When it comes to medical practice, there are two main schools of thought.
The first is the tradition that medicine is an art and practice of science, but there is also a growing number of medical schools that believe in the “scientific method.”
It is this idea that doctors should not only use scientific methods but also that they should adhere to the most basic tenets of medicine, and that they must take care of themselves first.
This tradition is known as the “medical school” view of medicine.
But for many of the medical practitioners, the more traditional approach is better, as well.
The second is the “practical view” view.
This school of thought believes that medicine can be done and practiced according to the patient’s needs, and even if the doctor does not follow all of the principles, they should not neglect the patient.
This view is based on the concept of “comparative advantage,” which states that the medical profession has the greatest comparative advantage in the field of medicine over other professions, as opposed to the more scientific “dynamic advantage” that is seen in the private practice.
In this view, the practice of medicine is not necessarily the best way to treat a patient, and the best path to the best results is to avoid unnecessary medical interventions, especially when those interventions are not effective.
The “comparable advantage” theory is widely accepted in the medical world, and has been the guiding force behind the medical school view of practice.
According to this view of medical practice in general, physicians should focus on the patient and his or her needs and goals, rather than the medical procedure itself.
As an example of this principle, Dr. Stephen Kasten, MD, a professor of medicine at the University of Minnesota School of Medicine, explains that it is better to treat an allergic reaction than to treat the patient with an allergy.
In addition, Dr Kastan explains that a person should not be pressured into using an unnecessary and potentially dangerous procedure.
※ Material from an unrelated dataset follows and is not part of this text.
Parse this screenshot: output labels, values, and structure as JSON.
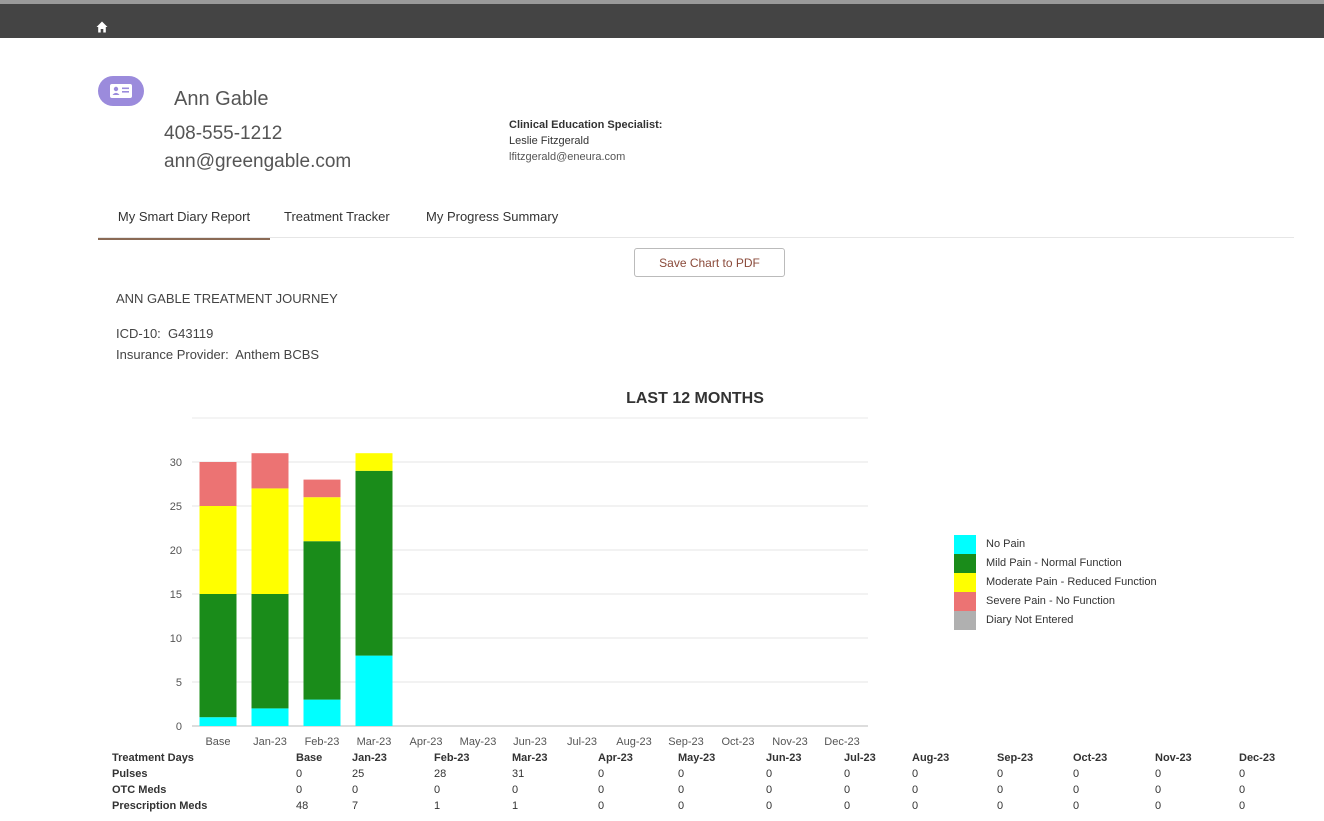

In an interview with ABC News, Dr Stephen Kosten explains how his views on medical practice have changed over the years.
[ABC News, 9/16/12]